> **Exercise objective**:
When copying the listing below, skip every picture and keep each word as it stands.

> **Material supplied**:

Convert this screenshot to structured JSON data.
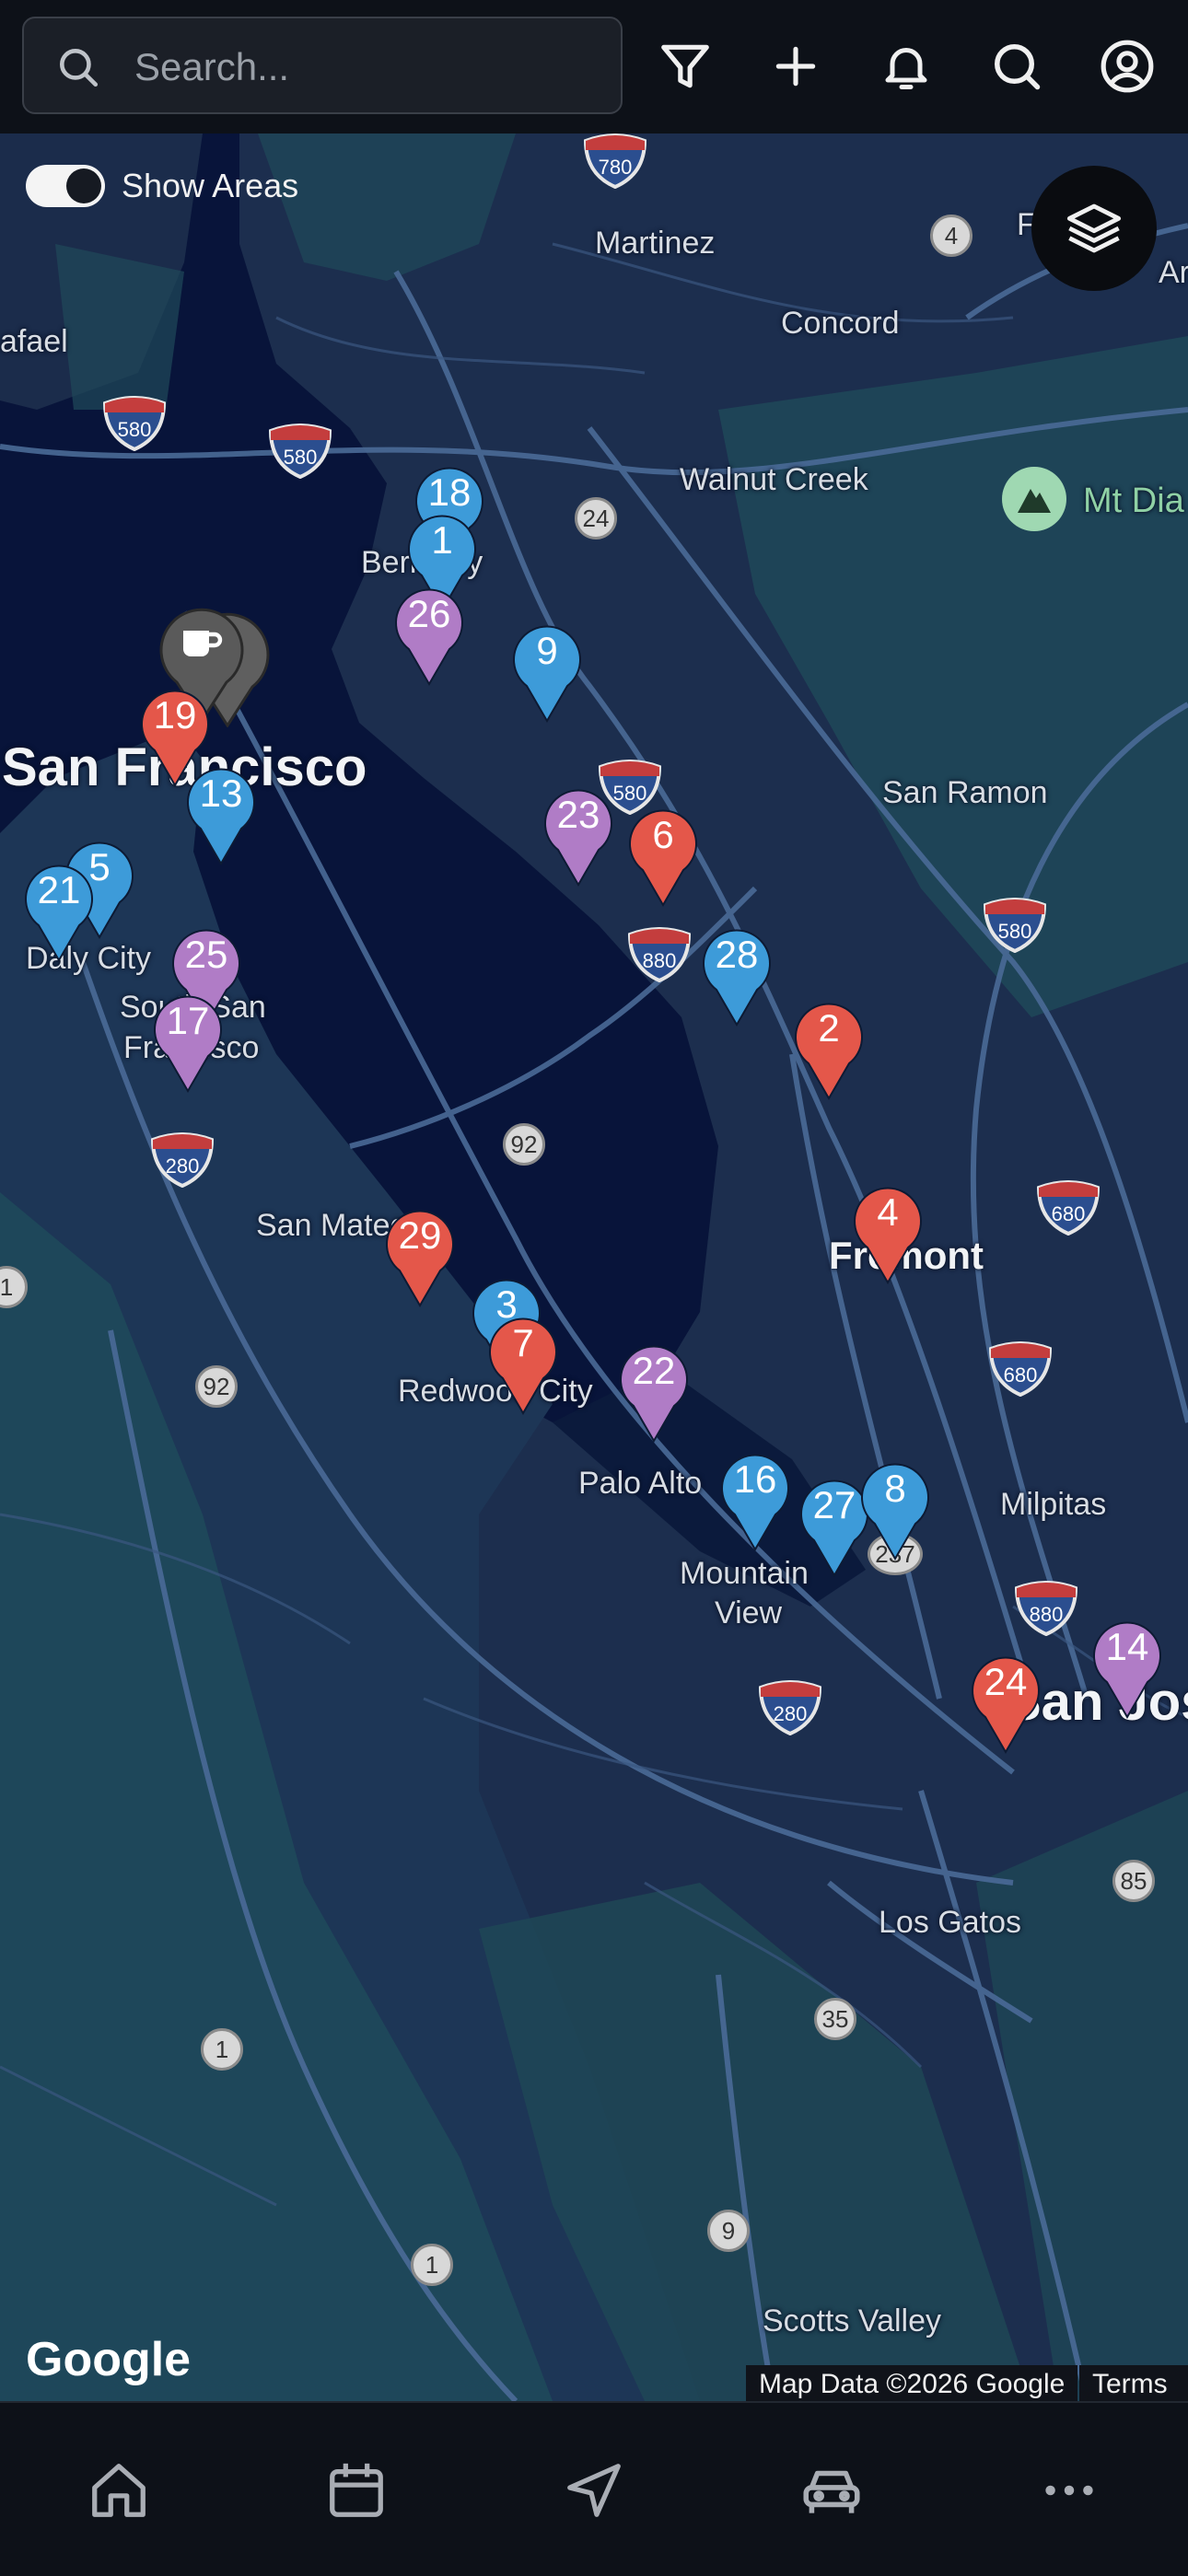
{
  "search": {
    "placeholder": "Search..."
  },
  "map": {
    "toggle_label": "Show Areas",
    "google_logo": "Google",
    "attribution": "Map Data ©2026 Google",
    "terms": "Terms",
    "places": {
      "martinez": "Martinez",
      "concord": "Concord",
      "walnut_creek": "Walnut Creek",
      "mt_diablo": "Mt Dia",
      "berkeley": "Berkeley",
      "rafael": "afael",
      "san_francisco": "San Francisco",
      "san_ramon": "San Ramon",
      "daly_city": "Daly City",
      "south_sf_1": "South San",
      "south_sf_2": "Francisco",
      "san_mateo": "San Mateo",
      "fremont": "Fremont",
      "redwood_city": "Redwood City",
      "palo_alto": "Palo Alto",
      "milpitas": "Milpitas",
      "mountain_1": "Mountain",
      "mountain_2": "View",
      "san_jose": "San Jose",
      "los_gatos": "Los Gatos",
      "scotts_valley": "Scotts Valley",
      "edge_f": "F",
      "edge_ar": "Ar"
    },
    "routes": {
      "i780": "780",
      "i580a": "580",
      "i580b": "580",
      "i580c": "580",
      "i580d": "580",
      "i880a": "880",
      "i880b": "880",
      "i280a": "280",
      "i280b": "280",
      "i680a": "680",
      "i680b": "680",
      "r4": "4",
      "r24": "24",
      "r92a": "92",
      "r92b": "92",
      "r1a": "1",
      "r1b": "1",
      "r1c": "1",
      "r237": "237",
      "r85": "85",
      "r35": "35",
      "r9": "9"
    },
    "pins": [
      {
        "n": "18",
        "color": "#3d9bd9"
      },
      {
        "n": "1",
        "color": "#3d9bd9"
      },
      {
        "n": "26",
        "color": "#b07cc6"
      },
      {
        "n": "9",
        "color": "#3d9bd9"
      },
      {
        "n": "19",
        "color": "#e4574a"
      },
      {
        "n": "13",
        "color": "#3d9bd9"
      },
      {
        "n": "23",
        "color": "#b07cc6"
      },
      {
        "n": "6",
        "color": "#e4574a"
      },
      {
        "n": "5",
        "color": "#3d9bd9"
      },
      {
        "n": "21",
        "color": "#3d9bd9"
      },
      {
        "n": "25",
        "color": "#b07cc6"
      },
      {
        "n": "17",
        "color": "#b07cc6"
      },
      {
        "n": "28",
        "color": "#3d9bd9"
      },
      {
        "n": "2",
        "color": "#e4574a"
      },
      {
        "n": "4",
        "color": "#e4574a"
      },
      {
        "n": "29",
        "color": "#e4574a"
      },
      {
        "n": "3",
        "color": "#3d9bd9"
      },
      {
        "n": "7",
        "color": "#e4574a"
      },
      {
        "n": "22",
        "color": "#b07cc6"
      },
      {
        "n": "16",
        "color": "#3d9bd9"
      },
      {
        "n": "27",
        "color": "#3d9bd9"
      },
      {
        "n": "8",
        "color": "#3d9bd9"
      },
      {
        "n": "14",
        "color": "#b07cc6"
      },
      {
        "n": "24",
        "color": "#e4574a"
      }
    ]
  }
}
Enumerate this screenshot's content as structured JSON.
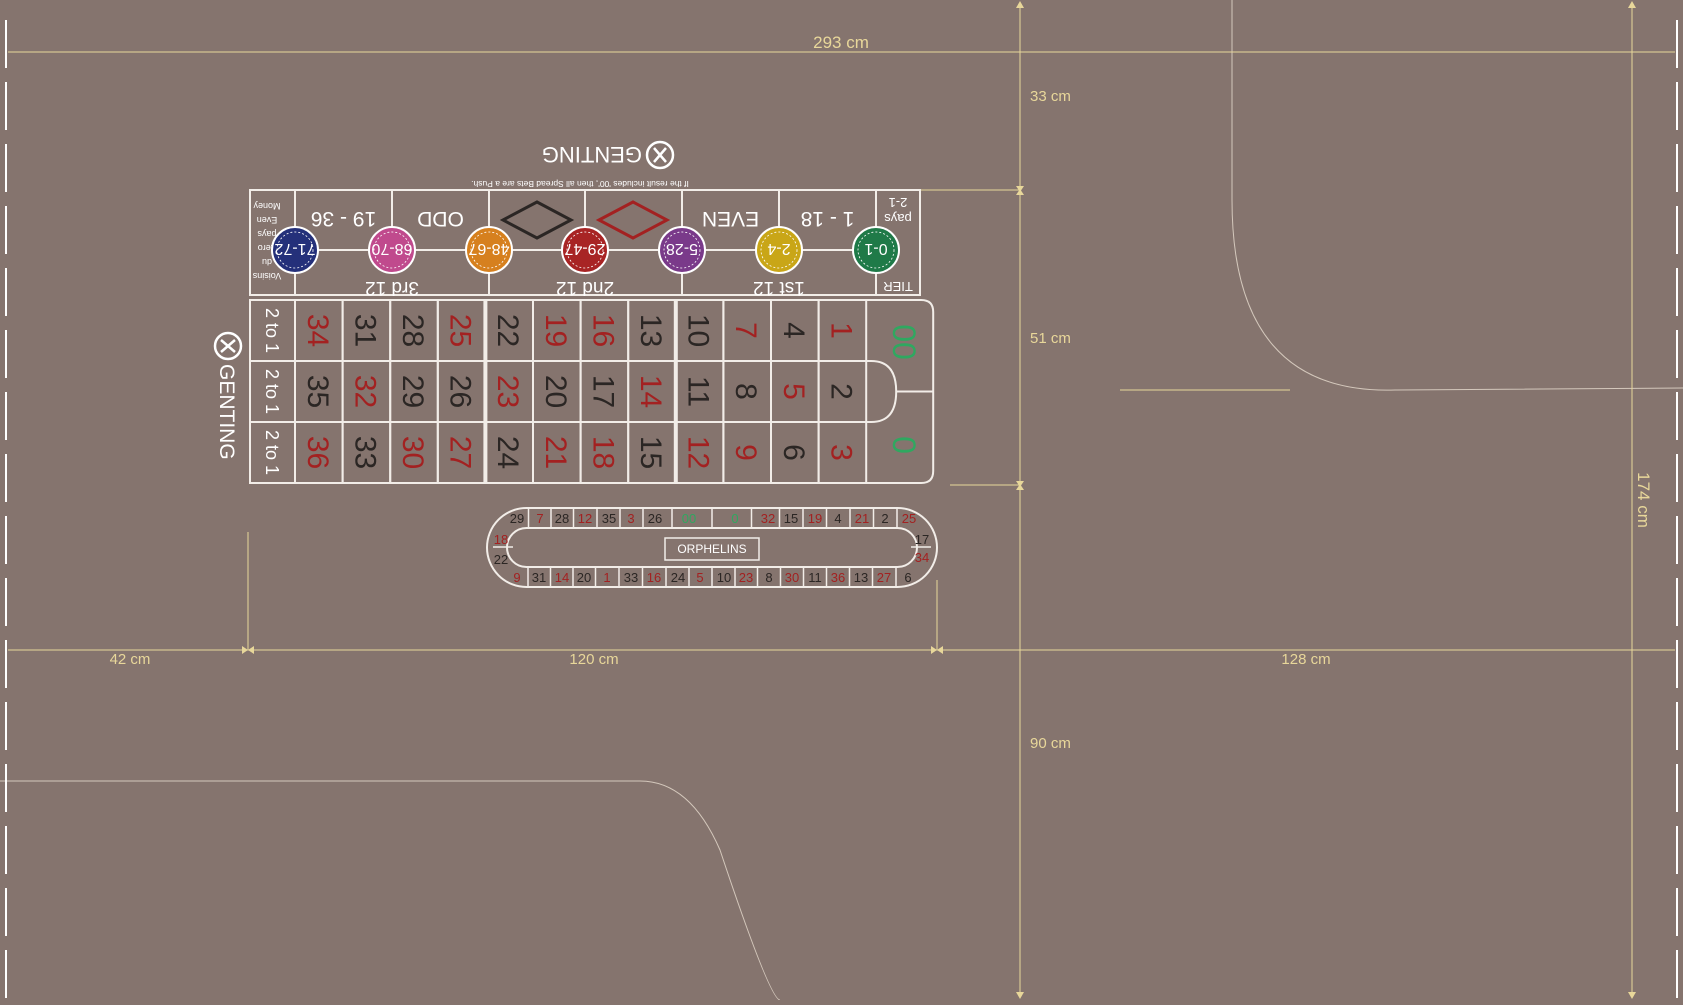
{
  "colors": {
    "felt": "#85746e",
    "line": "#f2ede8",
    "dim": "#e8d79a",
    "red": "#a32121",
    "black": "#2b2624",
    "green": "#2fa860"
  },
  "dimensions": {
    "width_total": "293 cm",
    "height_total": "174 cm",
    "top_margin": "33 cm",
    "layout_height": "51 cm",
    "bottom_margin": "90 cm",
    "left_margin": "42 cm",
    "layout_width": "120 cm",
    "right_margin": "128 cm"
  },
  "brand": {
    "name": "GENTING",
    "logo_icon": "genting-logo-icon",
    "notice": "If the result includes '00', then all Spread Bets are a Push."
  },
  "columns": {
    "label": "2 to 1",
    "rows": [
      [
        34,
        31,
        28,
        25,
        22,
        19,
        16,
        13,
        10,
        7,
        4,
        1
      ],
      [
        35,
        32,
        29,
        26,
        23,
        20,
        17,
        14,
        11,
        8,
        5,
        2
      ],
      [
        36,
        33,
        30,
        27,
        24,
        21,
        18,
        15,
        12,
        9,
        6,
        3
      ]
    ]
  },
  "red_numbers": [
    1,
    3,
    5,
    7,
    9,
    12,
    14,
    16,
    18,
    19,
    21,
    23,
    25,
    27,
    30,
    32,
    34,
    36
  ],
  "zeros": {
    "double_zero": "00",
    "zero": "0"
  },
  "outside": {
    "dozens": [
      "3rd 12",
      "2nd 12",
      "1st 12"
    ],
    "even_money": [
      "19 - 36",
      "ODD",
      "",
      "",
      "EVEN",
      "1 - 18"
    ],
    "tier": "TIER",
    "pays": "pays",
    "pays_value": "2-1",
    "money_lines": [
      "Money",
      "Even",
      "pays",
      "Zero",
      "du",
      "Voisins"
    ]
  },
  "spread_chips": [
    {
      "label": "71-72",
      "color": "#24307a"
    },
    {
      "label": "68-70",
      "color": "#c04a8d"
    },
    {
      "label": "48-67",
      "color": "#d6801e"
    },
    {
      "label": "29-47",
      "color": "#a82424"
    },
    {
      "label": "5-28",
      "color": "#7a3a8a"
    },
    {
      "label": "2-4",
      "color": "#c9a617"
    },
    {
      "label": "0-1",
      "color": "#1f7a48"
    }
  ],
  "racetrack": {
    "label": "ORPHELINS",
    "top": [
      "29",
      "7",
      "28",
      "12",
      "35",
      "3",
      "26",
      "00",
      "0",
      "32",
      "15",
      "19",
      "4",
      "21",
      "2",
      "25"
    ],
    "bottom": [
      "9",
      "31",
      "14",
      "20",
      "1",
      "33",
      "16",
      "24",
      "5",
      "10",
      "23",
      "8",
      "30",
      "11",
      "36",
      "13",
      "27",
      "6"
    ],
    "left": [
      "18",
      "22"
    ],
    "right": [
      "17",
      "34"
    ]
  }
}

> **Completed exercise**:
Convert this screenshot to structured JSON data.
{
  "search": {
    "placeholder": "Search..."
  },
  "map": {
    "toggle_label": "Show Areas",
    "google_logo": "Google",
    "attribution": "Map Data ©2026 Google",
    "terms": "Terms",
    "places": {
      "martinez": "Martinez",
      "concord": "Concord",
      "walnut_creek": "Walnut Creek",
      "mt_diablo": "Mt Dia",
      "berkeley": "Berkeley",
      "rafael": "afael",
      "san_francisco": "San Francisco",
      "san_ramon": "San Ramon",
      "daly_city": "Daly City",
      "south_sf_1": "South San",
      "south_sf_2": "Francisco",
      "san_mateo": "San Mateo",
      "fremont": "Fremont",
      "redwood_city": "Redwood City",
      "palo_alto": "Palo Alto",
      "milpitas": "Milpitas",
      "mountain_1": "Mountain",
      "mountain_2": "View",
      "san_jose": "San Jose",
      "los_gatos": "Los Gatos",
      "scotts_valley": "Scotts Valley",
      "edge_f": "F",
      "edge_ar": "Ar"
    },
    "routes": {
      "i780": "780",
      "i580a": "580",
      "i580b": "580",
      "i580c": "580",
      "i580d": "580",
      "i880a": "880",
      "i880b": "880",
      "i280a": "280",
      "i280b": "280",
      "i680a": "680",
      "i680b": "680",
      "r4": "4",
      "r24": "24",
      "r92a": "92",
      "r92b": "92",
      "r1a": "1",
      "r1b": "1",
      "r1c": "1",
      "r237": "237",
      "r85": "85",
      "r35": "35",
      "r9": "9"
    },
    "pins": [
      {
        "n": "18",
        "color": "#3d9bd9"
      },
      {
        "n": "1",
        "color": "#3d9bd9"
      },
      {
        "n": "26",
        "color": "#b07cc6"
      },
      {
        "n": "9",
        "color": "#3d9bd9"
      },
      {
        "n": "19",
        "color": "#e4574a"
      },
      {
        "n": "13",
        "color": "#3d9bd9"
      },
      {
        "n": "23",
        "color": "#b07cc6"
      },
      {
        "n": "6",
        "color": "#e4574a"
      },
      {
        "n": "5",
        "color": "#3d9bd9"
      },
      {
        "n": "21",
        "color": "#3d9bd9"
      },
      {
        "n": "25",
        "color": "#b07cc6"
      },
      {
        "n": "17",
        "color": "#b07cc6"
      },
      {
        "n": "28",
        "color": "#3d9bd9"
      },
      {
        "n": "2",
        "color": "#e4574a"
      },
      {
        "n": "4",
        "color": "#e4574a"
      },
      {
        "n": "29",
        "color": "#e4574a"
      },
      {
        "n": "3",
        "color": "#3d9bd9"
      },
      {
        "n": "7",
        "color": "#e4574a"
      },
      {
        "n": "22",
        "color": "#b07cc6"
      },
      {
        "n": "16",
        "color": "#3d9bd9"
      },
      {
        "n": "27",
        "color": "#3d9bd9"
      },
      {
        "n": "8",
        "color": "#3d9bd9"
      },
      {
        "n": "14",
        "color": "#b07cc6"
      },
      {
        "n": "24",
        "color": "#e4574a"
      }
    ]
  }
}
Enumerate this screenshot's content as structured JSON.
{
  "colors": {
    "felt": "#85746e",
    "line": "#f2ede8",
    "dim": "#e8d79a",
    "red": "#a32121",
    "black": "#2b2624",
    "green": "#2fa860"
  },
  "dimensions": {
    "width_total": "293 cm",
    "height_total": "174 cm",
    "top_margin": "33 cm",
    "layout_height": "51 cm",
    "bottom_margin": "90 cm",
    "left_margin": "42 cm",
    "layout_width": "120 cm",
    "right_margin": "128 cm"
  },
  "brand": {
    "name": "GENTING",
    "logo_icon": "genting-logo-icon",
    "notice": "If the result includes '00', then all Spread Bets are a Push."
  },
  "columns": {
    "label": "2 to 1",
    "rows": [
      [
        34,
        31,
        28,
        25,
        22,
        19,
        16,
        13,
        10,
        7,
        4,
        1
      ],
      [
        35,
        32,
        29,
        26,
        23,
        20,
        17,
        14,
        11,
        8,
        5,
        2
      ],
      [
        36,
        33,
        30,
        27,
        24,
        21,
        18,
        15,
        12,
        9,
        6,
        3
      ]
    ]
  },
  "red_numbers": [
    1,
    3,
    5,
    7,
    9,
    12,
    14,
    16,
    18,
    19,
    21,
    23,
    25,
    27,
    30,
    32,
    34,
    36
  ],
  "zeros": {
    "double_zero": "00",
    "zero": "0"
  },
  "outside": {
    "dozens": [
      "3rd 12",
      "2nd 12",
      "1st 12"
    ],
    "even_money": [
      "19 - 36",
      "ODD",
      "",
      "",
      "EVEN",
      "1 - 18"
    ],
    "tier": "TIER",
    "pays": "pays",
    "pays_value": "2-1",
    "money_lines": [
      "Money",
      "Even",
      "pays",
      "Zero",
      "du",
      "Voisins"
    ]
  },
  "spread_chips": [
    {
      "label": "71-72",
      "color": "#24307a"
    },
    {
      "label": "68-70",
      "color": "#c04a8d"
    },
    {
      "label": "48-67",
      "color": "#d6801e"
    },
    {
      "label": "29-47",
      "color": "#a82424"
    },
    {
      "label": "5-28",
      "color": "#7a3a8a"
    },
    {
      "label": "2-4",
      "color": "#c9a617"
    },
    {
      "label": "0-1",
      "color": "#1f7a48"
    }
  ],
  "racetrack": {
    "label": "ORPHELINS",
    "top": [
      "29",
      "7",
      "28",
      "12",
      "35",
      "3",
      "26",
      "00",
      "0",
      "32",
      "15",
      "19",
      "4",
      "21",
      "2",
      "25"
    ],
    "bottom": [
      "9",
      "31",
      "14",
      "20",
      "1",
      "33",
      "16",
      "24",
      "5",
      "10",
      "23",
      "8",
      "30",
      "11",
      "36",
      "13",
      "27",
      "6"
    ],
    "left": [
      "18",
      "22"
    ],
    "right": [
      "17",
      "34"
    ]
  }
}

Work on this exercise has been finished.